** Given entries follows **
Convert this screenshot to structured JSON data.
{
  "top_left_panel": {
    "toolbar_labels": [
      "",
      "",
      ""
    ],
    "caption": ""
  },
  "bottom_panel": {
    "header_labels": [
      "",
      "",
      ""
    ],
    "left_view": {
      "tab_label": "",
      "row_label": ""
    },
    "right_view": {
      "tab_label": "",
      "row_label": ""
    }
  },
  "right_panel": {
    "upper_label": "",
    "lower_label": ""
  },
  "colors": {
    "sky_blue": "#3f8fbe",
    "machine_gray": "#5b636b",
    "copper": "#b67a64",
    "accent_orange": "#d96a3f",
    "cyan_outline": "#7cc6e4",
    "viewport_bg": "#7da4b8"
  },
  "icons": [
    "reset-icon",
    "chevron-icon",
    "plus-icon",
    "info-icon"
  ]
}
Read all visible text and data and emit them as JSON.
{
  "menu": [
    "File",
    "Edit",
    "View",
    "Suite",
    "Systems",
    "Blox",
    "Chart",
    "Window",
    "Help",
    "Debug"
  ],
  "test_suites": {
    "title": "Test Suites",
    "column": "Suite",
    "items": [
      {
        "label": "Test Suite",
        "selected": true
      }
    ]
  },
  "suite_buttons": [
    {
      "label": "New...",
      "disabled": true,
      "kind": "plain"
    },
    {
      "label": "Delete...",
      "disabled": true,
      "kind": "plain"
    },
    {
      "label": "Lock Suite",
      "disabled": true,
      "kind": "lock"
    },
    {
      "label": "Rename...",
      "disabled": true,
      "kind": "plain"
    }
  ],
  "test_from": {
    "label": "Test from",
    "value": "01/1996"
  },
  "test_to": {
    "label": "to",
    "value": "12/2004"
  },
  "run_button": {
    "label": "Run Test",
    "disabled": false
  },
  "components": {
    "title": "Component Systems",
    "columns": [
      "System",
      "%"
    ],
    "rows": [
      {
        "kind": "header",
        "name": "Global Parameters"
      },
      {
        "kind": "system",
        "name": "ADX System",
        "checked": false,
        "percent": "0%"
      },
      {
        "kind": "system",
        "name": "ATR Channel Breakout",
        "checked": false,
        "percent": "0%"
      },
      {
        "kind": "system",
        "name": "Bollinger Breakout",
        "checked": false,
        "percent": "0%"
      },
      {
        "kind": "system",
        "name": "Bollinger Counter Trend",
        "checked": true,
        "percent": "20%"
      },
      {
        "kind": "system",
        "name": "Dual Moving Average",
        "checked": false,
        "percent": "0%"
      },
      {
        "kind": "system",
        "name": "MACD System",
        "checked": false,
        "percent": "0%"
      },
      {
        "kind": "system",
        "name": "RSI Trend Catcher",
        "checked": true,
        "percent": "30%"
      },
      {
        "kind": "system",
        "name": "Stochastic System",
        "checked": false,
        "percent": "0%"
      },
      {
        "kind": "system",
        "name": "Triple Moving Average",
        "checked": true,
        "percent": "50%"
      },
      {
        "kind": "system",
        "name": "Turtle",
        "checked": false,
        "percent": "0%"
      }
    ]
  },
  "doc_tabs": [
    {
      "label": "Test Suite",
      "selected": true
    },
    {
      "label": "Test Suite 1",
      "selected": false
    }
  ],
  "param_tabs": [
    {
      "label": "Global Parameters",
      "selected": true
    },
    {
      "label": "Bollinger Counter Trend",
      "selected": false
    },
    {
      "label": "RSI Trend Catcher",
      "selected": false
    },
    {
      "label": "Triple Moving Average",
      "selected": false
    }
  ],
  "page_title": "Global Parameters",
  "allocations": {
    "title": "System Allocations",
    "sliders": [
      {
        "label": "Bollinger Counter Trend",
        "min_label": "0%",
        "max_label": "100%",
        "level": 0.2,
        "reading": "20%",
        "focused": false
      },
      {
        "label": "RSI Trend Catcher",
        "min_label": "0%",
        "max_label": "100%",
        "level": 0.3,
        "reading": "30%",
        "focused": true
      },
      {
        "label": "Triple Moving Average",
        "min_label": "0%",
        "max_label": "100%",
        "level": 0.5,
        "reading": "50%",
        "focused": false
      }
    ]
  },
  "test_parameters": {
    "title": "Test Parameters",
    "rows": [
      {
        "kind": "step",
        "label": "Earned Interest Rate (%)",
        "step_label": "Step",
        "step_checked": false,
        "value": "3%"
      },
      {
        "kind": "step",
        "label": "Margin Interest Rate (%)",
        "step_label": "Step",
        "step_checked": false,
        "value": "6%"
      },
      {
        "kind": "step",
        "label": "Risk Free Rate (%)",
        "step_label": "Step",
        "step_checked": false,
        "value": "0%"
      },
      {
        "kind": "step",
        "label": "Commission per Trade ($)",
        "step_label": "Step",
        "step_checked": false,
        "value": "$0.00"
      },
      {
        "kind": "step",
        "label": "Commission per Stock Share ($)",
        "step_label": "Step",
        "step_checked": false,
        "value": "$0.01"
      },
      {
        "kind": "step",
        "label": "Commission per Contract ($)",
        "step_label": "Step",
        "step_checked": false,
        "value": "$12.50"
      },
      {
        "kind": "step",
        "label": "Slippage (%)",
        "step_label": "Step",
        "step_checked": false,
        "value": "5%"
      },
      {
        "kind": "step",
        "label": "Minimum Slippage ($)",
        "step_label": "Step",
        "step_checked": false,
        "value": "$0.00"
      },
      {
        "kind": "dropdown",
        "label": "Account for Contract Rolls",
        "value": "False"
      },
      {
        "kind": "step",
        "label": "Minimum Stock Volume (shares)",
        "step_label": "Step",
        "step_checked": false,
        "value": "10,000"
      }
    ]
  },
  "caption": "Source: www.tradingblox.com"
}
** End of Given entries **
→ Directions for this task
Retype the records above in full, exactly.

→ Expected answer
Convert this screenshot to structured JSON data.
{
  "top_left_panel": {
    "toolbar_labels": [
      "",
      "",
      ""
    ],
    "caption": ""
  },
  "bottom_panel": {
    "header_labels": [
      "",
      "",
      ""
    ],
    "left_view": {
      "tab_label": "",
      "row_label": ""
    },
    "right_view": {
      "tab_label": "",
      "row_label": ""
    }
  },
  "right_panel": {
    "upper_label": "",
    "lower_label": ""
  },
  "colors": {
    "sky_blue": "#3f8fbe",
    "machine_gray": "#5b636b",
    "copper": "#b67a64",
    "accent_orange": "#d96a3f",
    "cyan_outline": "#7cc6e4",
    "viewport_bg": "#7da4b8"
  },
  "icons": [
    "reset-icon",
    "chevron-icon",
    "plus-icon",
    "info-icon"
  ]
}
Read all visible text and data and emit them as JSON.
{
  "menu": [
    "File",
    "Edit",
    "View",
    "Suite",
    "Systems",
    "Blox",
    "Chart",
    "Window",
    "Help",
    "Debug"
  ],
  "test_suites": {
    "title": "Test Suites",
    "column": "Suite",
    "items": [
      {
        "label": "Test Suite",
        "selected": true
      }
    ]
  },
  "suite_buttons": [
    {
      "label": "New...",
      "disabled": true,
      "kind": "plain"
    },
    {
      "label": "Delete...",
      "disabled": true,
      "kind": "plain"
    },
    {
      "label": "Lock Suite",
      "disabled": true,
      "kind": "lock"
    },
    {
      "label": "Rename...",
      "disabled": true,
      "kind": "plain"
    }
  ],
  "test_from": {
    "label": "Test from",
    "value": "01/1996"
  },
  "test_to": {
    "label": "to",
    "value": "12/2004"
  },
  "run_button": {
    "label": "Run Test",
    "disabled": false
  },
  "components": {
    "title": "Component Systems",
    "columns": [
      "System",
      "%"
    ],
    "rows": [
      {
        "kind": "header",
        "name": "Global Parameters"
      },
      {
        "kind": "system",
        "name": "ADX System",
        "checked": false,
        "percent": "0%"
      },
      {
        "kind": "system",
        "name": "ATR Channel Breakout",
        "checked": false,
        "percent": "0%"
      },
      {
        "kind": "system",
        "name": "Bollinger Breakout",
        "checked": false,
        "percent": "0%"
      },
      {
        "kind": "system",
        "name": "Bollinger Counter Trend",
        "checked": true,
        "percent": "20%"
      },
      {
        "kind": "system",
        "name": "Dual Moving Average",
        "checked": false,
        "percent": "0%"
      },
      {
        "kind": "system",
        "name": "MACD System",
        "checked": false,
        "percent": "0%"
      },
      {
        "kind": "system",
        "name": "RSI Trend Catcher",
        "checked": true,
        "percent": "30%"
      },
      {
        "kind": "system",
        "name": "Stochastic System",
        "checked": false,
        "percent": "0%"
      },
      {
        "kind": "system",
        "name": "Triple Moving Average",
        "checked": true,
        "percent": "50%"
      },
      {
        "kind": "system",
        "name": "Turtle",
        "checked": false,
        "percent": "0%"
      }
    ]
  },
  "doc_tabs": [
    {
      "label": "Test Suite",
      "selected": true
    },
    {
      "label": "Test Suite 1",
      "selected": false
    }
  ],
  "param_tabs": [
    {
      "label": "Global Parameters",
      "selected": true
    },
    {
      "label": "Bollinger Counter Trend",
      "selected": false
    },
    {
      "label": "RSI Trend Catcher",
      "selected": false
    },
    {
      "label": "Triple Moving Average",
      "selected": false
    }
  ],
  "page_title": "Global Parameters",
  "allocations": {
    "title": "System Allocations",
    "sliders": [
      {
        "label": "Bollinger Counter Trend",
        "min_label": "0%",
        "max_label": "100%",
        "level": 0.2,
        "reading": "20%",
        "focused": false
      },
      {
        "label": "RSI Trend Catcher",
        "min_label": "0%",
        "max_label": "100%",
        "level": 0.3,
        "reading": "30%",
        "focused": true
      },
      {
        "label": "Triple Moving Average",
        "min_label": "0%",
        "max_label": "100%",
        "level": 0.5,
        "reading": "50%",
        "focused": false
      }
    ]
  },
  "test_parameters": {
    "title": "Test Parameters",
    "rows": [
      {
        "kind": "step",
        "label": "Earned Interest Rate (%)",
        "step_label": "Step",
        "step_checked": false,
        "value": "3%"
      },
      {
        "kind": "step",
        "label": "Margin Interest Rate (%)",
        "step_label": "Step",
        "step_checked": false,
        "value": "6%"
      },
      {
        "kind": "step",
        "label": "Risk Free Rate (%)",
        "step_label": "Step",
        "step_checked": false,
        "value": "0%"
      },
      {
        "kind": "step",
        "label": "Commission per Trade ($)",
        "step_label": "Step",
        "step_checked": false,
        "value": "$0.00"
      },
      {
        "kind": "step",
        "label": "Commission per Stock Share ($)",
        "step_label": "Step",
        "step_checked": false,
        "value": "$0.01"
      },
      {
        "kind": "step",
        "label": "Commission per Contract ($)",
        "step_label": "Step",
        "step_checked": false,
        "value": "$12.50"
      },
      {
        "kind": "step",
        "label": "Slippage (%)",
        "step_label": "Step",
        "step_checked": false,
        "value": "5%"
      },
      {
        "kind": "step",
        "label": "Minimum Slippage ($)",
        "step_label": "Step",
        "step_checked": false,
        "value": "$0.00"
      },
      {
        "kind": "dropdown",
        "label": "Account for Contract Rolls",
        "value": "False"
      },
      {
        "kind": "step",
        "label": "Minimum Stock Volume (shares)",
        "step_label": "Step",
        "step_checked": false,
        "value": "10,000"
      }
    ]
  },
  "caption": "Source: www.tradingblox.com"
}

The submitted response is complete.